So it can be more helpful to ask people about their accessibility needs or adjustments they need. That way, you can understand your true disability representation – and also how best to support the needs of your disabled employees.

2. Accessibility should be part of the plan, not an afterthought
Accessible design provides a better experience for everyone. An accessible website or intranet, for example, with less text and better colour contrasting will improve the experience for all users, not just those with dyslexia. So by creating a mindset of accessibility within your firm you will improve the experience for all of your employees, not just those with disabilities.

However, to truly embed accessibility into your organisational culture, processes and facilities, it needs to be part of the design process from the very start. That means considering accessible needs within your definition, research and feedback phases.

3. Employees can help you be more accessible, inside and out
If you’re wondering where to start to ensure your culture, processes and facilities are more accessible and inclusive for people with disabilities, a great starting point is to ask your current employees. And, in particular, the disability employee network, if you have one. Using accessible guidelines and resources, and product testing, is important.

But to truly understand, show commitment and sustain a culture of accessibility, the best way is to work together with those who have lived experience. The likelihood is, there will be people in your firm who would be willing to help, if you just ask. So, when creating new standards, processes, facilities or even products, ask for input on accessibility (although not about people’s disabilities) up front, rather than as an afterthought.

4. Make remote and flexible working easy to access
Recent events have forced many organisations to embrace remote and flexible working and this can be even more important for people with disabilities who are at greater risk of the effects of Covid-19. By making remote and flexible working easy to access, by providing the right tools for people to be able to work safely remotely, by giving people the flexibility to work in a way that’s right for them and by treating people with trust and integrity, you can better look after all of your people.

More than half of employees globally would quit their jobs if the flexibility available during the pandemic is not extended, according to a recent EY study. So consider offering a hybrid model where everyone can feel included and able to work in a way that’s right for them.

5. Champion disability inclusion
Champion disability inclusion with your clients – not because it’s a nice thing to do but because it will help grow their businesses by leveraging the benefits of serving customers with disabilities. The spending power of disabled customers in the UK is estimated at £249 billion. Yet UK businesses lose approximately £2 billion a month by ignoring the needs of disabled people, according to The Purple Pound.

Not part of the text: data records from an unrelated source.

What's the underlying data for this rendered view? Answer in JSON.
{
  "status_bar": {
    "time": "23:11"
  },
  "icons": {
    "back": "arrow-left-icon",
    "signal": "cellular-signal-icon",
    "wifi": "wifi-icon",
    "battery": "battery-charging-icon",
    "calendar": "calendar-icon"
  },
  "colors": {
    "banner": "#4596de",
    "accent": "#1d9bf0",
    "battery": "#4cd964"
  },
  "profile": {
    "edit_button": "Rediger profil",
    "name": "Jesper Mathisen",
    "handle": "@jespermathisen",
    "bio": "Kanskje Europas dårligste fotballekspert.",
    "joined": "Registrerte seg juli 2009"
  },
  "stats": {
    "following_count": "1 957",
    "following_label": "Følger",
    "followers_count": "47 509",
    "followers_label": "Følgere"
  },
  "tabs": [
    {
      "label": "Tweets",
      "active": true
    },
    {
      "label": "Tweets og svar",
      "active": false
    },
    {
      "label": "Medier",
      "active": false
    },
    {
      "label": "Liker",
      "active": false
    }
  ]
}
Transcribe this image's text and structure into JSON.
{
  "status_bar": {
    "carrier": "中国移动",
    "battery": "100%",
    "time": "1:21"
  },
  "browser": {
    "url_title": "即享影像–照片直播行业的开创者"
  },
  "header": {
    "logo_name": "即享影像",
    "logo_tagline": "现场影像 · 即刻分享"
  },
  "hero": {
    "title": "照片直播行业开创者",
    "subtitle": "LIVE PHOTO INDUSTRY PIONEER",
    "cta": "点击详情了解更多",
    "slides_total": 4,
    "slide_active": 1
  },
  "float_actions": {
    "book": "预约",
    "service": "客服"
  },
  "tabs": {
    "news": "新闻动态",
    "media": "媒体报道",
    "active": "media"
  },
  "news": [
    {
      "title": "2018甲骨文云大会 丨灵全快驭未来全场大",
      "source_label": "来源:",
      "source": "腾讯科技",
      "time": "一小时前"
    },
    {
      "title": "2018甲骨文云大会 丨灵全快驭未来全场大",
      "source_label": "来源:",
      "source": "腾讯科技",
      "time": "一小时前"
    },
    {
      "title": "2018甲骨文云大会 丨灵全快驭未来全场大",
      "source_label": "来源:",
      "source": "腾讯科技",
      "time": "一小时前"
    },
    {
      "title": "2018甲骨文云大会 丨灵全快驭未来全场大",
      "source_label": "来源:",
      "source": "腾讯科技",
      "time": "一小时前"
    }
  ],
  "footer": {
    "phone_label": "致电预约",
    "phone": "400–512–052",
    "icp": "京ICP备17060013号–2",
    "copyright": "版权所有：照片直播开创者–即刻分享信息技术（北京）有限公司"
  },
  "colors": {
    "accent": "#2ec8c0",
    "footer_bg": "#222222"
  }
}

In the US, this rises to a spending power of $490 billion, with friends and families of people with disabilities adding another 3.3 billion potential consumers – consumers who are more likely to act on the perception of disability inclusion.

Disability inclusion can help your clients’ businesses not just through customer disability inclusion but by including more disabled employees. Disability inclusive organisations have higher revenue and better shareholder returns, according to research by Accenture. And people with disabilities take less sick leave and stay with organisations longer, according to a TUC report on disability and employment.

Yet a report by Global Disability Inclusion and Mercer found that disabled employees still feel less included than their colleagues.

Championing disability inclusion will not just position you as a leader in the field with your clients but also send a clear message to your people that it’s a priority for your firm.

The most important thing to remember is that people know themselves, and their abilities, best. So, rather than making assumptions, encourage your clients to work with their employees and potential customers to find solutions to create truly accessible and inclusive environments and products.